    The Austrian School does not take any position on Spencer and his philosophy. The Austrian School is purely descriptive; it is positive, not normative. So you can find many valuable insights in the School, and still retain your commitment to whatever state activities float your boat.

    You are unable or unwilling to distinguish between the political philosophy of libertarianism and the economic thought of the Austrians. You don’t like the former. I get that. Thanks. But why, other than irrational belligerence, are you so unwilling to learn anything from the economists of the school? Sorry, but that’s pigheaded. I’m not going to dance around it. That is anti-intellectual in the extreme.
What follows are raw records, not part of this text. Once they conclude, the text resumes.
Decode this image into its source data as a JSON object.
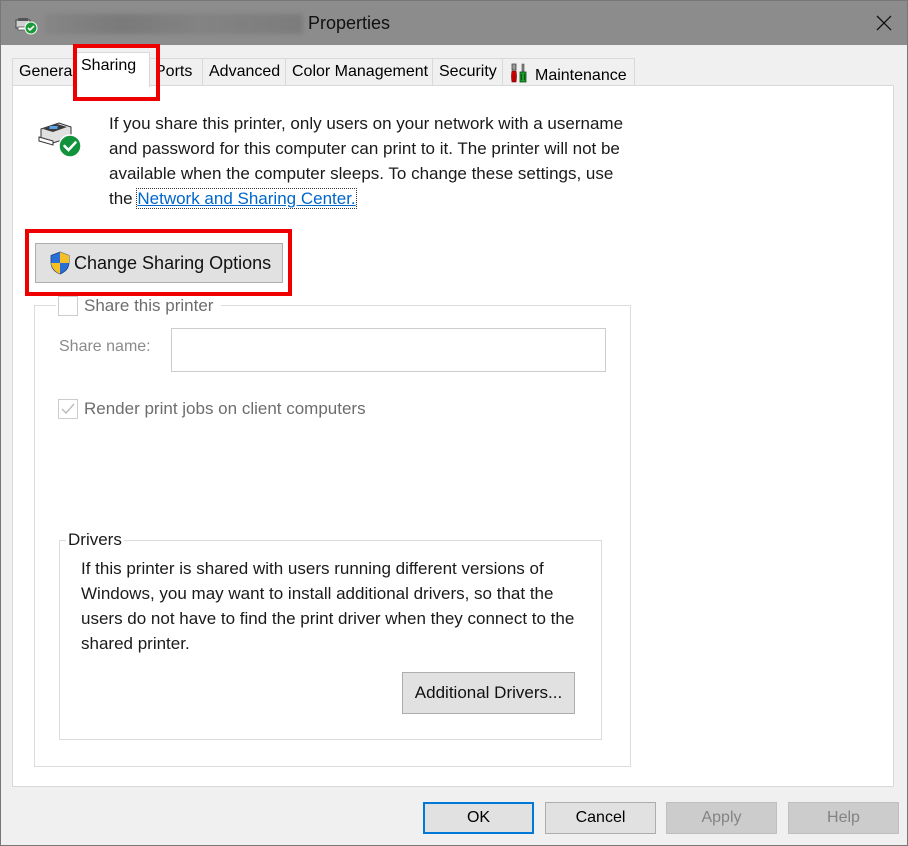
{
  "window": {
    "title_suffix": "Properties",
    "title_prefix_redacted": true
  },
  "tabs": [
    {
      "label": "General",
      "active": false
    },
    {
      "label": "Sharing",
      "active": true
    },
    {
      "label": "Ports",
      "active": false
    },
    {
      "label": "Advanced",
      "active": false
    },
    {
      "label": "Color Management",
      "active": false
    },
    {
      "label": "Security",
      "active": false
    },
    {
      "label": "Maintenance",
      "active": false,
      "icon": "tools-icon"
    }
  ],
  "sharing": {
    "info_text": "If you share this printer, only users on your network with a username and password for this computer can print to it. The printer will not be available when the computer sleeps. To change these settings, use the ",
    "info_link": "Network and Sharing Center.",
    "change_button": "Change Sharing Options",
    "share_checkbox": {
      "label": "Share this printer",
      "checked": false,
      "enabled": false
    },
    "share_name": {
      "label": "Share name:",
      "value": "",
      "enabled": false
    },
    "render_checkbox": {
      "label": "Render print jobs on client computers",
      "checked": true,
      "enabled": false
    },
    "drivers": {
      "legend": "Drivers",
      "text": "If this printer is shared with users running different versions of Windows, you may want to install additional drivers, so that the users do not have to find the print driver when they connect to the shared printer.",
      "button": "Additional Drivers..."
    }
  },
  "footer": {
    "ok": "OK",
    "cancel": "Cancel",
    "apply": "Apply",
    "help": "Help"
  },
  "colors": {
    "highlight": "#ee0000",
    "link": "#0066cc",
    "default_button_border": "#0078d7",
    "titlebar": "#8c8c8c"
  }
}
    You have given me no reason not to believe in the heterogeneity of capital, the law of returns, or the regression theorem. As soon as you do, I’ll listen.

  • Clark Coleman

    I was struck by the bizarre, evil quotations from Rothbard that were linked from the Ferrara essay, such as parents legally (not necessarily morally) being allowed to starve their children to death. Ferrara raised the point that you work for an institute that peddles these writings and praised them. I see no response to this point. I see that you still work for that institute. Does conscience require any disassociation from the more evil writings of Rothbard?

  • http://tomwoods.com Tom Woods

    I obviously don’t agree with them.

    Incidentally, Chris threw in the towel when he urged people several months ago to vote for Ron Paul, who personifies Austrian economics. Were Austrian economics — a positive, not a normative, set of statements, I add in vain for the millionth time — a wicked thing, how could a Catholic be urged to vote for its political representative?

    So Chris has abandoned this fight. Admirable that you’re carrying on without him, but it’s over.

  • Doctor Awesome

    I’m sorry I missed all this. It looks delightful.

Find me on Google